Information Block Start
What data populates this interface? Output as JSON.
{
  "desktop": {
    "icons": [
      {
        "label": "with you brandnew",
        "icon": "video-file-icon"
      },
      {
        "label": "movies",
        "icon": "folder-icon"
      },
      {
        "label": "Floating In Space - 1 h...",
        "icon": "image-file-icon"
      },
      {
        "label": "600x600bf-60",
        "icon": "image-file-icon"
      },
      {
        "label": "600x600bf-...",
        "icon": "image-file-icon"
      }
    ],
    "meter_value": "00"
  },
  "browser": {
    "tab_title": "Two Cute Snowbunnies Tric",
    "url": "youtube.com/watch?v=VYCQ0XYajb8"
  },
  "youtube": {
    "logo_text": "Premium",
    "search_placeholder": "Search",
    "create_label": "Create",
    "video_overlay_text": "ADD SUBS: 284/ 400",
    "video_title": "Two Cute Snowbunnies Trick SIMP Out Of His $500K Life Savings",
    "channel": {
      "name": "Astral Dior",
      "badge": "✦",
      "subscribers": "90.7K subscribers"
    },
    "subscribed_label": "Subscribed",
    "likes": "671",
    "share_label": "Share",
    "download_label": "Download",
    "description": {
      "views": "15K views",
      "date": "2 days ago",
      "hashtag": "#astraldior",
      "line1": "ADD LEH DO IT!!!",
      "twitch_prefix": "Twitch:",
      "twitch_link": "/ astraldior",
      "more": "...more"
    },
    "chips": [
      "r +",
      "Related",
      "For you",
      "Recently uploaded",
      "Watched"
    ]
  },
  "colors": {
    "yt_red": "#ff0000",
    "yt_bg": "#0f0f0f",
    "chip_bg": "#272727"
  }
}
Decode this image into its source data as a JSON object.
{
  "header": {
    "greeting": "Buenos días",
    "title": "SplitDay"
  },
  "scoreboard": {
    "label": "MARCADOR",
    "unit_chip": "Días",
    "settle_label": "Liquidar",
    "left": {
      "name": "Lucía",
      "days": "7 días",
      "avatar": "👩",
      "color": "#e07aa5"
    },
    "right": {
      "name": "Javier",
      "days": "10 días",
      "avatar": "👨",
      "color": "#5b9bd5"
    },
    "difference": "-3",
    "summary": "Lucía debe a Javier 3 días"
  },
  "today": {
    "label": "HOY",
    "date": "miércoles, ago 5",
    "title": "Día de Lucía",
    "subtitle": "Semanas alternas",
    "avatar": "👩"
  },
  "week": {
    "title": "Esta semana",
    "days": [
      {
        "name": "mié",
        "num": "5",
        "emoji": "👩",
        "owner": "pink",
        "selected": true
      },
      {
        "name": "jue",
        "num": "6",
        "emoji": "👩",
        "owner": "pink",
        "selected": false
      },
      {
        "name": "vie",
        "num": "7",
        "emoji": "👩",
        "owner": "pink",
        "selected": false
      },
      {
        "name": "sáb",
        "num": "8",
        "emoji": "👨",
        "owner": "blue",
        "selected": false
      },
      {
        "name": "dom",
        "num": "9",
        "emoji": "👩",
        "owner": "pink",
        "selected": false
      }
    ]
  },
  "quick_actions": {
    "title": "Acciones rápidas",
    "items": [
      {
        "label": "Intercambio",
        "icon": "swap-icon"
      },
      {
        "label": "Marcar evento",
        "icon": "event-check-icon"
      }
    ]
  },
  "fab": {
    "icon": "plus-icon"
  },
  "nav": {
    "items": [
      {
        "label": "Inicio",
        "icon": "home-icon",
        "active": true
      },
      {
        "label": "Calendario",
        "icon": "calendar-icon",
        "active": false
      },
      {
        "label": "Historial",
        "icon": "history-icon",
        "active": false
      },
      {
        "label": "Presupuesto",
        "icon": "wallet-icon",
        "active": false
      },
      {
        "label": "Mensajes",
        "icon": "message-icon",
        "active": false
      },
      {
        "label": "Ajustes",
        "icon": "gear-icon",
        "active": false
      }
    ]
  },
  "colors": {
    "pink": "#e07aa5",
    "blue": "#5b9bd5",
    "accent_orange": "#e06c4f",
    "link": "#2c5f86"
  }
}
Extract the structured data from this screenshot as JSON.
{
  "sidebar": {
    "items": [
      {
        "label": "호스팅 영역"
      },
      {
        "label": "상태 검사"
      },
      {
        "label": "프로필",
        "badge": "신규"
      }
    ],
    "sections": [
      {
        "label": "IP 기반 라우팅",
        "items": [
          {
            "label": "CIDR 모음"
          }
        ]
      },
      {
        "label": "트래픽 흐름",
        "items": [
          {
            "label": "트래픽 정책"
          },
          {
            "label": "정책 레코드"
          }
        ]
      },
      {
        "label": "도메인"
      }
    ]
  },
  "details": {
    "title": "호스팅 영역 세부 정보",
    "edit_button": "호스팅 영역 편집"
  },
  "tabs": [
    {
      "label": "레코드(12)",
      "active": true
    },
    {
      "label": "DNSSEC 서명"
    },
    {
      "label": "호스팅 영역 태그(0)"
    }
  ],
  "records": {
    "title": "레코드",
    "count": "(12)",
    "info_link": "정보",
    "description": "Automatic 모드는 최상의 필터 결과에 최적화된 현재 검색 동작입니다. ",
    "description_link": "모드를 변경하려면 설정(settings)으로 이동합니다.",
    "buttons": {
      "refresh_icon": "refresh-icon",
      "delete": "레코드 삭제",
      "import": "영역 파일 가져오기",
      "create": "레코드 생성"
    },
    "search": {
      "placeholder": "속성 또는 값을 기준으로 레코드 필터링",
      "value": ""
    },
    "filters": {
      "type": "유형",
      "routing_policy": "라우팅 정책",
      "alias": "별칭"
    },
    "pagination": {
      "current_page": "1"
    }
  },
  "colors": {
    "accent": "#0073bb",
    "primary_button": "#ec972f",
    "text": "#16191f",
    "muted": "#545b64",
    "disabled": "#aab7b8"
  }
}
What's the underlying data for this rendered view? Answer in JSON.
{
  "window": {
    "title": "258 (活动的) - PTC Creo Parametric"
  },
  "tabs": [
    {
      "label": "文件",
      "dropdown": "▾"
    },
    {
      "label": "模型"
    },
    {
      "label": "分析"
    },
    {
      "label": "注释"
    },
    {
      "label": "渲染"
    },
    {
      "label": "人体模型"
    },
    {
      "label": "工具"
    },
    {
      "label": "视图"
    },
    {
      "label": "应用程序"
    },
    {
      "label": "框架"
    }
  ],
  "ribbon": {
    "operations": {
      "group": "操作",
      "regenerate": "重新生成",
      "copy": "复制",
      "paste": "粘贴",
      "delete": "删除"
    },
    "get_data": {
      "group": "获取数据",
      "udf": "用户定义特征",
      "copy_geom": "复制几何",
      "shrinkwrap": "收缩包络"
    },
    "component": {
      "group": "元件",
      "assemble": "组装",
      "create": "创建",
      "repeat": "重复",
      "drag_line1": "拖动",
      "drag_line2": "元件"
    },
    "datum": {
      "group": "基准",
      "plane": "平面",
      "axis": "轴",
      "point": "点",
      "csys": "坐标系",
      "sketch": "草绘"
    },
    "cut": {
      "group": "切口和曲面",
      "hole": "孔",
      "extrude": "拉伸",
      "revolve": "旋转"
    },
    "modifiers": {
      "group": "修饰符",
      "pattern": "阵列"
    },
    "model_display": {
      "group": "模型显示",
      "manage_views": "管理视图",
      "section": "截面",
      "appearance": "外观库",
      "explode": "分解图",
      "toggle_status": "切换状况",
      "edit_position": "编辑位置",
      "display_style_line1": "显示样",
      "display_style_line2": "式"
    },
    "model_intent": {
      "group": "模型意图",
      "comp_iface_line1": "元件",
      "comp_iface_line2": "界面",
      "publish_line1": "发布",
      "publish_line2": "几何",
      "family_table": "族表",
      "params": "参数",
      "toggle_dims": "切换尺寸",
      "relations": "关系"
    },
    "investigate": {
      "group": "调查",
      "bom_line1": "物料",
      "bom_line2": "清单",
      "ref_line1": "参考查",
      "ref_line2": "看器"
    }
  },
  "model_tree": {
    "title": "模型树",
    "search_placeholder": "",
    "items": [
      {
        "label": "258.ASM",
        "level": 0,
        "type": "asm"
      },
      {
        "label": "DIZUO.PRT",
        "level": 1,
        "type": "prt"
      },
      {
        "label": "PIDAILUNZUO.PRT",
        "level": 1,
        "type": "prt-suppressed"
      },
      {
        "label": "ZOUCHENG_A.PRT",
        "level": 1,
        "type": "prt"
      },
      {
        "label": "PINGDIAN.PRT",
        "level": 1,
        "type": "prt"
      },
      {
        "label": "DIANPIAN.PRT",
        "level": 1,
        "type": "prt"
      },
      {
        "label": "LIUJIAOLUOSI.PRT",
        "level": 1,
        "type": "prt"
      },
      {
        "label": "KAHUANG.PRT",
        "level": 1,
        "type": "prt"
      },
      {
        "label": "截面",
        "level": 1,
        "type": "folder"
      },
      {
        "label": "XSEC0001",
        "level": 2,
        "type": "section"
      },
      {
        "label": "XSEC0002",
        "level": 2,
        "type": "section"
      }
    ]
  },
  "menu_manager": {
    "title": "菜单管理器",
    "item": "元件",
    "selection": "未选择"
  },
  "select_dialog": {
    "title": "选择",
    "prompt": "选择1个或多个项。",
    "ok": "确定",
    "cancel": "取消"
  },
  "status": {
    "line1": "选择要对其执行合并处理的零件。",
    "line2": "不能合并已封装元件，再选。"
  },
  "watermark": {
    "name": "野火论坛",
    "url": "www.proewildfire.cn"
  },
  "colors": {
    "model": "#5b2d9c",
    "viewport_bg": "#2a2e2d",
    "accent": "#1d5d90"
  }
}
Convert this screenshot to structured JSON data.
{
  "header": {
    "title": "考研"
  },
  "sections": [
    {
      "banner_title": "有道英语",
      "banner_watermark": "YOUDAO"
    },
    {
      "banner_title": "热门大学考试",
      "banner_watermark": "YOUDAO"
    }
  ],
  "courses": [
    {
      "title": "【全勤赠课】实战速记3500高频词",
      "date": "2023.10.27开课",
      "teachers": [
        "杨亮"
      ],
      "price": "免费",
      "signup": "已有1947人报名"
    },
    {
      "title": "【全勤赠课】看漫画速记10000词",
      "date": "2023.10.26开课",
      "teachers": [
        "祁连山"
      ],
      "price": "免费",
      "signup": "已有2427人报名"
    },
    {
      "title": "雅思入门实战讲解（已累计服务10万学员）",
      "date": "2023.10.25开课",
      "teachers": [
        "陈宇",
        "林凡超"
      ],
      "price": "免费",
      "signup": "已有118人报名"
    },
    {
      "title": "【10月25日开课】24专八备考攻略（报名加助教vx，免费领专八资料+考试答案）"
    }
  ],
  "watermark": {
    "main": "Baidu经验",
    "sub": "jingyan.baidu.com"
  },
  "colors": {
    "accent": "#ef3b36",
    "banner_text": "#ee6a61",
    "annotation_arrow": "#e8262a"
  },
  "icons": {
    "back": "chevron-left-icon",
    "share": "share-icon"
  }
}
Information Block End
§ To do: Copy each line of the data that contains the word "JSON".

§ Answer for the task:
What data populates this interface? Output as JSON.
Decode this image into its source data as a JSON object.
Extract the structured data from this screenshot as JSON.
What's the underlying data for this rendered view? Answer in JSON.
Convert this screenshot to structured JSON data.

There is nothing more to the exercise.